6) 2015: Royals over Mets, 4-1
MVP:
Salvador Perez, C
Maybe if Matt Harvey hadn’t been able to talk Terry Collins into letting him stay in for the ninth inning of Game 5 at a raucous Citi Field, this series might have been higher up this list. (Because maybe Jeurys Familia doesn’t give up a leadoff walk and a double. Then again, maybe he does.) As it was, the Mets weren’t able to send the game back to Kansas City, as the Royals tied it up in the top of the ninth and then scored five in the top of the 12th to win their first World Series in 30 years. This Royals team was immensely likable and will live on forever in that city … and considering how the Royals have played since then, they may have to.

7) 2010: Giants over Rangers, 4-1
MVP:
Edgar Renteria, SS
Now that we know that the Giants would win two more World Series over the next four seasons, it feels like they’ve always been winning them. But no one knew that in 2010. In ‘10, they only knew that the Giants had never won a championship since moving to San Francisco for the 1958 season, and that this team, with their exciting rookie catcher Buster Posey, their affable portly third baseman Pablo Sandoval, that glorious pitching quartet of Tim Lincecum, Matt Cain, Bumgarner and Barry Zito and the bearded closer maestro that was Brian Wilson, had at last brought them a title. Do not forget how happy this title made that beautiful city. (Side note: Renteria winning World Series MVP feels like a lifetime ago, but he hit .412 in the series with a pair of homers.)

8) 2018: Red Sox over Dodgers, 4-1
MVP:
Steve Pearce, 1B/OF
If you’re ranking Red Sox titles over the last 15 years, it’s probably:

1) 2004
2) 2013
3) 2018
4) 2007

All great! But two not quite as inspiring as the other two. This one might have been the best of all those teams, though, with 108 regular-season wins and then a total blitzing of the competition in the postseason, including the first October matchup with the Yankees since that 2004 season.

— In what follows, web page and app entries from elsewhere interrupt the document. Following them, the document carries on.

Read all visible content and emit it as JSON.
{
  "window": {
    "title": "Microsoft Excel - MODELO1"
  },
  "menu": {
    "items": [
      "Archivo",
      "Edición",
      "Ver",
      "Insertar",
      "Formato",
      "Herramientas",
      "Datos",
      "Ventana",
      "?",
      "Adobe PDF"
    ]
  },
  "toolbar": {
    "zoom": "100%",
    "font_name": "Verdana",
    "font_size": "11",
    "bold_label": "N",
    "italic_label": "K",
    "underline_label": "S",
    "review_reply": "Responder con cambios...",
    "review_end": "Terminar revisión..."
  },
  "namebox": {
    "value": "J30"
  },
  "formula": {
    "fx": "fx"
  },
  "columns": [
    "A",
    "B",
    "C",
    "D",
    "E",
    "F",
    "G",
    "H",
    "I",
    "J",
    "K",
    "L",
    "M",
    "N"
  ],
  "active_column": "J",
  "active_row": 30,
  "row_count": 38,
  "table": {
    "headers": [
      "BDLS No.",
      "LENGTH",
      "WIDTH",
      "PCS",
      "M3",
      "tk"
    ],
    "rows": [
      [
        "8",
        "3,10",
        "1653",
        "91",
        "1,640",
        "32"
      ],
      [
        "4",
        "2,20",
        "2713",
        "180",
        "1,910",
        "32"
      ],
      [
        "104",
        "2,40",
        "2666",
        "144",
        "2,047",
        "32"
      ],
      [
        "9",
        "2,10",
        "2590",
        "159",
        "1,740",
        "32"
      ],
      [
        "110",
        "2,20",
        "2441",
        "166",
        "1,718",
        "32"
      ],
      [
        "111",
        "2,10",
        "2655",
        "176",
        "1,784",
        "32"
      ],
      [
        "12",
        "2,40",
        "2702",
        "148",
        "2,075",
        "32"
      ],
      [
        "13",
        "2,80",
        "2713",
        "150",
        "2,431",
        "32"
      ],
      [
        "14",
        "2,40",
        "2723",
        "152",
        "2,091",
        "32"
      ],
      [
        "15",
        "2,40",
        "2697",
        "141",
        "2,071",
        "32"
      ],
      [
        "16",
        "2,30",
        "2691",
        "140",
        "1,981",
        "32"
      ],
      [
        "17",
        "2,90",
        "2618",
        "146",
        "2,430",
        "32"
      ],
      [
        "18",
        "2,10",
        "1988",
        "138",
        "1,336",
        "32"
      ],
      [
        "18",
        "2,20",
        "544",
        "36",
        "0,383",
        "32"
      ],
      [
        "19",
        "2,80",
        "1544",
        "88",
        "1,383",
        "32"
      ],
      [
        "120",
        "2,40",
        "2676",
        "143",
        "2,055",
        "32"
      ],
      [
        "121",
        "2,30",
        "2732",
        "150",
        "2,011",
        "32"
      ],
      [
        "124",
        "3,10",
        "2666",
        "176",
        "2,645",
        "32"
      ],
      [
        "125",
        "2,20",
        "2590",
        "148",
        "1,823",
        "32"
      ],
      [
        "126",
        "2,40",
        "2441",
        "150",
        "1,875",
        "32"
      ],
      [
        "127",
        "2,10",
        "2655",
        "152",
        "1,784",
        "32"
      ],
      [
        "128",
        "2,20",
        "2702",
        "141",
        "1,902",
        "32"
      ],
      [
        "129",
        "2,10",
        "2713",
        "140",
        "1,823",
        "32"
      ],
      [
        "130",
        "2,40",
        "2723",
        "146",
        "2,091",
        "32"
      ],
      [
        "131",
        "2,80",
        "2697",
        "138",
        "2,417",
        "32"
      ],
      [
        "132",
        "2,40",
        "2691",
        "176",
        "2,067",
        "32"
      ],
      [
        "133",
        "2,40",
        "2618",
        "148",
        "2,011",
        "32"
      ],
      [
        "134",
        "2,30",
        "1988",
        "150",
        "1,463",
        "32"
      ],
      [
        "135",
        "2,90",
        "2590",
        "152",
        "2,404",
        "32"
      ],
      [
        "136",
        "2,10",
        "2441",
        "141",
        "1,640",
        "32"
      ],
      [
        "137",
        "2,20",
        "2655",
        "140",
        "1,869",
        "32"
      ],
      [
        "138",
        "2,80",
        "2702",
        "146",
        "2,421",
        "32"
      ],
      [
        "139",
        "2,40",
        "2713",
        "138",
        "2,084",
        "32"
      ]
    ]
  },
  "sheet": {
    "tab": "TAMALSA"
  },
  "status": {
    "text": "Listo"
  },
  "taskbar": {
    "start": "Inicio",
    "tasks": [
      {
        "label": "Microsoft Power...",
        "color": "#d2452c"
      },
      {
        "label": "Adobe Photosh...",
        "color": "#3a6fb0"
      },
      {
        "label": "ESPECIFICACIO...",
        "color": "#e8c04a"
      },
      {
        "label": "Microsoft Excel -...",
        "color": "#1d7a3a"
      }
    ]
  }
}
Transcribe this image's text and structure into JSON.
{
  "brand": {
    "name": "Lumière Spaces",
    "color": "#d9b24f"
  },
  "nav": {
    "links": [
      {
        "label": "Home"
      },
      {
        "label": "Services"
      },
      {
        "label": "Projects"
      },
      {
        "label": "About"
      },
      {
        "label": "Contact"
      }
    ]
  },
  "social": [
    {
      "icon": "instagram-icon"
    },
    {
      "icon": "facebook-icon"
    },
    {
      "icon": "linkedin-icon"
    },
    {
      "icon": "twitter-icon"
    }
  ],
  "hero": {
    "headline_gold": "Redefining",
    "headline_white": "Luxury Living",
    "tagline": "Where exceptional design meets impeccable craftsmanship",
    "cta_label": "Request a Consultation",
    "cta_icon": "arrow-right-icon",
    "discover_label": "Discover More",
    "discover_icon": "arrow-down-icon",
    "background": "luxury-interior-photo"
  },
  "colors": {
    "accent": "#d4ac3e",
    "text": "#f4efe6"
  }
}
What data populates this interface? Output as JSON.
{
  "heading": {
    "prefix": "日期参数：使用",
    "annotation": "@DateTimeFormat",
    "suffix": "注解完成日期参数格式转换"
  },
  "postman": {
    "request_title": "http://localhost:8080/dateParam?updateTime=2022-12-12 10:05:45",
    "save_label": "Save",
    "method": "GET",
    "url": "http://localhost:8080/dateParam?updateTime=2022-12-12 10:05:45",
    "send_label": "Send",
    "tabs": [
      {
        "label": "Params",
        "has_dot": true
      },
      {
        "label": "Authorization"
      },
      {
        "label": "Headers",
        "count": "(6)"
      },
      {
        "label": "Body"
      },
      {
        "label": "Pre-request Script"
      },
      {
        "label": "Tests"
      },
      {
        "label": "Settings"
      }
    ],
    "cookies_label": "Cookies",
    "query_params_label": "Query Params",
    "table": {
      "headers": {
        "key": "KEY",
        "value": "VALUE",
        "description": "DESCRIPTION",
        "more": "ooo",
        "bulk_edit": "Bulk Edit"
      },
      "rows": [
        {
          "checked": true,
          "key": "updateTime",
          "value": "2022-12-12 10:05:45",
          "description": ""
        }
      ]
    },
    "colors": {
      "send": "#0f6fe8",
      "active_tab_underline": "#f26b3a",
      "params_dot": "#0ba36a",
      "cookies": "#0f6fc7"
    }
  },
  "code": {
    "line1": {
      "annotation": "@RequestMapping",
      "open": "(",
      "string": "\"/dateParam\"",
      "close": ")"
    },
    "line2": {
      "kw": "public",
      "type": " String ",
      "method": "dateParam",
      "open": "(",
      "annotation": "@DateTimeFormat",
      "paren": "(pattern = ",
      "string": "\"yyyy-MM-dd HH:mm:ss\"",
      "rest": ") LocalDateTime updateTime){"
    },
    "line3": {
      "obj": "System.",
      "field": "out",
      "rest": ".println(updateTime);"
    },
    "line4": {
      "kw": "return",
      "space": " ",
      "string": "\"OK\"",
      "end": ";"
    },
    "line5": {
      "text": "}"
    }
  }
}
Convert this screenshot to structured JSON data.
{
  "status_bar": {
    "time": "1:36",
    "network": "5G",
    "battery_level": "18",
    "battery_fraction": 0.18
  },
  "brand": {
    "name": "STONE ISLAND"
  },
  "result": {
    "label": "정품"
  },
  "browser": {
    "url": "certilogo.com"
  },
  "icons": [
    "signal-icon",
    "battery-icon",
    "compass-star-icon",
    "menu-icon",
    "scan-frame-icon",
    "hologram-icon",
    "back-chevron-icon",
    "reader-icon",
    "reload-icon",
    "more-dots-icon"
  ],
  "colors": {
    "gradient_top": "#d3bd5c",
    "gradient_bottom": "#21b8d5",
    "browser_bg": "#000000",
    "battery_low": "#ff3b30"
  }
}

It is very possible this 2018 Red Sox team was the best team we saw all decade. And yet, for all of their stars, it was journeyman Pearce -- who homered three times in the series -- taking home MVP honors.

9) 2012: Giants over Tigers, 4-0
MVP:
Pablo Sandoval, 3B
This could have been a culmination season for Miguel Cabrera who, lest you forget, won the Triple Crown this season. And things were set up perfectly for Detroit with Justin Verlander lined up against an aging Zito in Game 1. Alas, the Tigers never put up much of a fight in this series, losing the first game 8-3 as Pablo Sandoval (Pablo Sandoval!) joined Babe Ruth, Reggie Jackson, and Albert Pujols as the only players to homer three times in a World Series game, including two off of Verlander. The Tigers never once held the lead all series, and were shut out in Games 3 and 4. At least Game 4 went into extra innings, with Marco Scutaro hitting a go-ahead single and Sergio Romo closing it out. This was the only sweep this entire decade (so far at least): The 2000s had three, and the 1990s three as well.